Data extract below:

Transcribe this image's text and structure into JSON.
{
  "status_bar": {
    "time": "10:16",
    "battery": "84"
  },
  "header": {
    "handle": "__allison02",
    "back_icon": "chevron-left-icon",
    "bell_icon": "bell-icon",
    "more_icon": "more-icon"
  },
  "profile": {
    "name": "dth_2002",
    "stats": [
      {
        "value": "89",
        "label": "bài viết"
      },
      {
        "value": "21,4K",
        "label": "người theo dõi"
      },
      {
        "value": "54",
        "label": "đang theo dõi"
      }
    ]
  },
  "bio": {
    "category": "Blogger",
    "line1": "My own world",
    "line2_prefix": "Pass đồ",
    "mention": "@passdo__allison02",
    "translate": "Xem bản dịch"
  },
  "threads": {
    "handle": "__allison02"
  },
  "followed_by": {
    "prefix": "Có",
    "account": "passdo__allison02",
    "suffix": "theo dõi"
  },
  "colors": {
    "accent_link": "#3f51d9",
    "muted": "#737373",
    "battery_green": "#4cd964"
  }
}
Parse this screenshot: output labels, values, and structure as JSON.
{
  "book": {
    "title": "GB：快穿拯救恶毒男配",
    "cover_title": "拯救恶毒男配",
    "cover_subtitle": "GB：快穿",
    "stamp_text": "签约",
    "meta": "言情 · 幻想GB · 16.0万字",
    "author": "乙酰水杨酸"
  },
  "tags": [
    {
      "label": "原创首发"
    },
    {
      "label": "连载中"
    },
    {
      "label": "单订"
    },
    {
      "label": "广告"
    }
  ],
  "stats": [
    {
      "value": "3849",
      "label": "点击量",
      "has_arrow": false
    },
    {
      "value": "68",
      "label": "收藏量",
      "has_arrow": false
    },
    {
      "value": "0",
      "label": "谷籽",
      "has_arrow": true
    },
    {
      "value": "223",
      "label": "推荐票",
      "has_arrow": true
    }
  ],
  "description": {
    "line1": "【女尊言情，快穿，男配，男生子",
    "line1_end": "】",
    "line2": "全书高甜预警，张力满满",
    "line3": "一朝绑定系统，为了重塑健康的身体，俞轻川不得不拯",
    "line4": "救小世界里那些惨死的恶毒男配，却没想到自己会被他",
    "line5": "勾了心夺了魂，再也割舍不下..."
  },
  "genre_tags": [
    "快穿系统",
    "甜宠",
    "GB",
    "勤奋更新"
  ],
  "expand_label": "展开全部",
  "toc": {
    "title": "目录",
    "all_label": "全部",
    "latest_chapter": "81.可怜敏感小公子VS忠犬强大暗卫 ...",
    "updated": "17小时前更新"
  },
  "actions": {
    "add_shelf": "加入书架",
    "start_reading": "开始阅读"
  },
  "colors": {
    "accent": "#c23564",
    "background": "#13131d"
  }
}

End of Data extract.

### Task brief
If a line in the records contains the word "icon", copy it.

### Exercise output
    "back_icon": "chevron-left-icon",
    "bell_icon": "bell-icon",
    "more_icon": "more-icon"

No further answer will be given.